§ Dataset rows describing interfaces:

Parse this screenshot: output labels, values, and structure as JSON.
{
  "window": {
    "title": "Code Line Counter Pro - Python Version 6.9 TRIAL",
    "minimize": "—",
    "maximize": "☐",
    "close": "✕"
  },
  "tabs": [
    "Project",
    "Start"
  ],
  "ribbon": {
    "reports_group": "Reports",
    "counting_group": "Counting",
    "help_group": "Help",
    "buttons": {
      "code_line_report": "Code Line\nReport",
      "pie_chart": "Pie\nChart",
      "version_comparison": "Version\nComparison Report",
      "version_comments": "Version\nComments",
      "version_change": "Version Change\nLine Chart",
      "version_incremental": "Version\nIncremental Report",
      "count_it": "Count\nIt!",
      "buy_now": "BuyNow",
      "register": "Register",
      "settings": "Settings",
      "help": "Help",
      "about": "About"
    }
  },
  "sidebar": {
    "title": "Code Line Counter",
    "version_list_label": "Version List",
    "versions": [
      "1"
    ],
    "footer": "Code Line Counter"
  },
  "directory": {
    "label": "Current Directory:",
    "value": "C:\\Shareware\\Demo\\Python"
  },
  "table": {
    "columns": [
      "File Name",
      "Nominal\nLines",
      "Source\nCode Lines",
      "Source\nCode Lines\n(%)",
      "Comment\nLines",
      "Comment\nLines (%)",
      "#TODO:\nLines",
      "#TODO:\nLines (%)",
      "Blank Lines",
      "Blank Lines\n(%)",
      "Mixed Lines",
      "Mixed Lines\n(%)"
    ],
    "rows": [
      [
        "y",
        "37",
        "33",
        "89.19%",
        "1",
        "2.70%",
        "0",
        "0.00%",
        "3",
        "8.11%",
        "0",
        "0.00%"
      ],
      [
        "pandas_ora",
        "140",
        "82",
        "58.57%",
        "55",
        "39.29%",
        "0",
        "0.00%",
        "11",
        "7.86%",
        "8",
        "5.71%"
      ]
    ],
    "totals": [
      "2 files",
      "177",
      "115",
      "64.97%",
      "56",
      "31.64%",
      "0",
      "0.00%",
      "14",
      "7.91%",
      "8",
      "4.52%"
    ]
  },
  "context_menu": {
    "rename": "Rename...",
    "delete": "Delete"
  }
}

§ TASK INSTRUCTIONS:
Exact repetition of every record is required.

§ REPLY:
Parse this screenshot: output labels, values, and structure as JSON.
{
  "window": {
    "title": "Code Line Counter Pro - Python Version 6.9 TRIAL",
    "minimize": "—",
    "maximize": "☐",
    "close": "✕"
  },
  "tabs": [
    "Project",
    "Start"
  ],
  "ribbon": {
    "reports_group": "Reports",
    "counting_group": "Counting",
    "help_group": "Help",
    "buttons": {
      "code_line_report": "Code Line\nReport",
      "pie_chart": "Pie\nChart",
      "version_comparison": "Version\nComparison Report",
      "version_comments": "Version\nComments",
      "version_change": "Version Change\nLine Chart",
      "version_incremental": "Version\nIncremental Report",
      "count_it": "Count\nIt!",
      "buy_now": "BuyNow",
      "register": "Register",
      "settings": "Settings",
      "help": "Help",
      "about": "About"
    }
  },
  "sidebar": {
    "title": "Code Line Counter",
    "version_list_label": "Version List",
    "versions": [
      "1"
    ],
    "footer": "Code Line Counter"
  },
  "directory": {
    "label": "Current Directory:",
    "value": "C:\\Shareware\\Demo\\Python"
  },
  "table": {
    "columns": [
      "File Name",
      "Nominal\nLines",
      "Source\nCode Lines",
      "Source\nCode Lines\n(%)",
      "Comment\nLines",
      "Comment\nLines (%)",
      "#TODO:\nLines",
      "#TODO:\nLines (%)",
      "Blank Lines",
      "Blank Lines\n(%)",
      "Mixed Lines",
      "Mixed Lines\n(%)"
    ],
    "rows": [
      [
        "y",
        "37",
        "33",
        "89.19%",
        "1",
        "2.70%",
        "0",
        "0.00%",
        "3",
        "8.11%",
        "0",
        "0.00%"
      ],
      [
        "pandas_ora",
        "140",
        "82",
        "58.57%",
        "55",
        "39.29%",
        "0",
        "0.00%",
        "11",
        "7.86%",
        "8",
        "5.71%"
      ]
    ],
    "totals": [
      "2 files",
      "177",
      "115",
      "64.97%",
      "56",
      "31.64%",
      "0",
      "0.00%",
      "14",
      "7.91%",
      "8",
      "4.52%"
    ]
  },
  "context_menu": {
    "rename": "Rename...",
    "delete": "Delete"
  }
}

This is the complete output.